INTERVIEWER: Tell me why you belong to the JACL?
HENMI: I believe it's ah... important for us to maintain some line of
communication with others of our race. Definitely in the earlier years
of relocation to this area it was very meaning for us have some social
contacts and um... and be supportive of each other and ah... occasionally
when we had certain problems, well as a group we were more effective than
trying to deal with it as an individual.
INTERVIEWER: What kind of problems did you have as a group?
HENMI: JACL is always kind of kept an eye out for racial slurs and that
type of thing, that ah... different motion pictures or different groups
or individuals, ah... quite often not knowing that was a slur you know
would be using different words or what have you. And um... then you know
we called their peoples attention to it or um... As a whole in St. Louis
we've never had too many problems. I know there's some people are
somewhat suspicious of us when they don't know us. I remember ah... the
first person that came here from the west coast of Japanese Ancestry,
was greeted by the Executive Director of the Campus Y (Washington University
Campus Y), a guy named Arno Haack, who was very instrumental in our coming
here. And he met this young man at the ,ah, Union Station. He came by
train. And he didn't know what to expect out of him.
And the first thing he said to Arno Haack was where can I get a Coke,
I am very thirsty. And well that kind of ah... took away all his trepidation
that he had. So... um... And then there were a number of us on the campus.
Most of us came about the same period of time. This was in the um... August
- September of 1942. We came here. And um... we ... kind of did different
things and um... I remember one time they thought it might be good publicity
for us to collect some scrap metal and take a picture and so forth.(laugh).
We did things like that. (laugh)
INTERVIEWER: So that particular venture that I read about in an old news
clipping, was something that was done for propaganda's sake.
HENMI: Did you read that particular one? (laugh). Yes that particular
situation was. (laugh) But um... away, we did a number of things.
INTERVIEWER: Who was the young man who came to Union Station and met with
HENMI: I'm trying to remember his name. His name was um… Doc Hikoyeda,
I think. Hikoyeda. We called him Doc, and I think he was studying to be
a dentist. And he came from the San Francisco area.

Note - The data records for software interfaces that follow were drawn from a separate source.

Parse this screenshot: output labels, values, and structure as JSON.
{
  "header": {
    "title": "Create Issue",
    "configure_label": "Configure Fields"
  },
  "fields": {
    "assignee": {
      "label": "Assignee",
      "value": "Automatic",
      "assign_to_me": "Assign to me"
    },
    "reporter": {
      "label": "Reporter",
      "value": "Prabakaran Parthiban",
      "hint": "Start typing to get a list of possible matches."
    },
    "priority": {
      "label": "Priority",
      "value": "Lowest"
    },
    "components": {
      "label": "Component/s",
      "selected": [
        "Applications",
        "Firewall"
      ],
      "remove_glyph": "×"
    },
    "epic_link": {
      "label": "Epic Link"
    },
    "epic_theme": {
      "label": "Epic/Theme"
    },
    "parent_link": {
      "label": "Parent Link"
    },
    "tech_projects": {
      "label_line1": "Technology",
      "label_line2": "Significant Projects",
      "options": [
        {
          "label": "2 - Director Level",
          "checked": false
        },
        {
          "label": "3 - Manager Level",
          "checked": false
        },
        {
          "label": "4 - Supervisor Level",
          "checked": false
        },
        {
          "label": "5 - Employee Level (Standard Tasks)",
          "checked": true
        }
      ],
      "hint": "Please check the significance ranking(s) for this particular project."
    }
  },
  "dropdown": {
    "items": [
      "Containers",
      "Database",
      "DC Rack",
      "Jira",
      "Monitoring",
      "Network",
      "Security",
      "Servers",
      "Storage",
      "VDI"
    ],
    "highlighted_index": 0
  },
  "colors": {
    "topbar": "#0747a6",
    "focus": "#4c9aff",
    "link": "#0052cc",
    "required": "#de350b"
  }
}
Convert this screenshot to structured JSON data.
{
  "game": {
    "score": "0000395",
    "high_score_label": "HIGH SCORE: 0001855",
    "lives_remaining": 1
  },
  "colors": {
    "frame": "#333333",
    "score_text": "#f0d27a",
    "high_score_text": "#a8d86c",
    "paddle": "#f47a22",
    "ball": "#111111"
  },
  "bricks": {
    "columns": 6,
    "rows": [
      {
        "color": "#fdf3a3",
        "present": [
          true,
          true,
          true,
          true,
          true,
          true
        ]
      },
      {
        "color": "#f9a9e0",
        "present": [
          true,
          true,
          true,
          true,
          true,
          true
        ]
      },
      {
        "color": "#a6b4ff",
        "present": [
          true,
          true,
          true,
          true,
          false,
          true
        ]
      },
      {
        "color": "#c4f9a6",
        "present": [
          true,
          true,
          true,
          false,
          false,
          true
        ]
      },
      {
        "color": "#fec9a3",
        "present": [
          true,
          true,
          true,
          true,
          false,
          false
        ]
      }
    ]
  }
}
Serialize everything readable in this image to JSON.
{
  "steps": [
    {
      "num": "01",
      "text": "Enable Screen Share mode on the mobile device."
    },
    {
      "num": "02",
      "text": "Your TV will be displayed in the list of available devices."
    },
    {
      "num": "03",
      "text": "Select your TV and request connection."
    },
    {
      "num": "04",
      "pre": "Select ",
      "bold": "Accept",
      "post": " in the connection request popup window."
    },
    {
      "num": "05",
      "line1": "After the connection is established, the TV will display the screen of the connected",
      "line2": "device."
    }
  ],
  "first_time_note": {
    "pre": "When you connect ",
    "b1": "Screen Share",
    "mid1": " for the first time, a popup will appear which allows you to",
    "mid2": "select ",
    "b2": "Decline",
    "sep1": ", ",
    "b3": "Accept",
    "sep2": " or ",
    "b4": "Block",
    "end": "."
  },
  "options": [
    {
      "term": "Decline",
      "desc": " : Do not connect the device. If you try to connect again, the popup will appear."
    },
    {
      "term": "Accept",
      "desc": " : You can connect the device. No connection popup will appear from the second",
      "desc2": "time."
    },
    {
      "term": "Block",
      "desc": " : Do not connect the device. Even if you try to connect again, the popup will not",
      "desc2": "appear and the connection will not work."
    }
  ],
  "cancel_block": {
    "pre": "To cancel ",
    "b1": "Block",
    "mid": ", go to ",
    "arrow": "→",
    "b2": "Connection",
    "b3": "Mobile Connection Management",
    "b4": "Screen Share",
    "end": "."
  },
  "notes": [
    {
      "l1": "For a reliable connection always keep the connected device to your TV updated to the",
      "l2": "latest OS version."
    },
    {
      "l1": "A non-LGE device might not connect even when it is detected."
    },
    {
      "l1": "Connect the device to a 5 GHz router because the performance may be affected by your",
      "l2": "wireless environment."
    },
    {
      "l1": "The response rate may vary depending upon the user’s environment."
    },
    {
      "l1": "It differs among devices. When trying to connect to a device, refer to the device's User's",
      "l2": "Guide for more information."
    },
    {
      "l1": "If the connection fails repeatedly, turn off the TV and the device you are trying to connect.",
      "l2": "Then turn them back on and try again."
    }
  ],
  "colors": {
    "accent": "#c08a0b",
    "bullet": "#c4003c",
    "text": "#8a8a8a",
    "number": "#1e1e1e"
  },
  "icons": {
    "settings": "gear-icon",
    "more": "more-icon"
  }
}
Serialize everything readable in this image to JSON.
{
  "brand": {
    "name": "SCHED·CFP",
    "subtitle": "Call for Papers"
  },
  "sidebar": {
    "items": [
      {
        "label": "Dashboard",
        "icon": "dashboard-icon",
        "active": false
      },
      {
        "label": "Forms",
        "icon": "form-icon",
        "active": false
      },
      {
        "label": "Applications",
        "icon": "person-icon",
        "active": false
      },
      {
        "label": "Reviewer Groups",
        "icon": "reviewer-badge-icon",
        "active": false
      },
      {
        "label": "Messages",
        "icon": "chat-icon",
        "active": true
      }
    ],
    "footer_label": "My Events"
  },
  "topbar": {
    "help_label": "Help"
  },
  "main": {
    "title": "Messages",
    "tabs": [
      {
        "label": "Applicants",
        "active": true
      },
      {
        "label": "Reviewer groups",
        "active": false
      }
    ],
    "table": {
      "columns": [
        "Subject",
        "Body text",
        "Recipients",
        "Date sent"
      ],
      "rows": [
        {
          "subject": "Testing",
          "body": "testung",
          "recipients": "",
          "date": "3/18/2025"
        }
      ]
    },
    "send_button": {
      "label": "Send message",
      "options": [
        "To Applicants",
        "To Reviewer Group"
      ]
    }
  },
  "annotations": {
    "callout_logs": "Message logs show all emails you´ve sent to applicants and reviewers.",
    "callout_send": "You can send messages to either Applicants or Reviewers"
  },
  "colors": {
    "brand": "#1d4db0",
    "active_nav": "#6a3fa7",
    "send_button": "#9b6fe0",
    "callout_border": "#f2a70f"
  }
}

Richard Henmi and two others
left Fresno Assembly Center for Washington University in St. Louis, Missouri
(November 17, 1942)
from left to right: Ted Ono, Yo Matsumato, Richard Henmi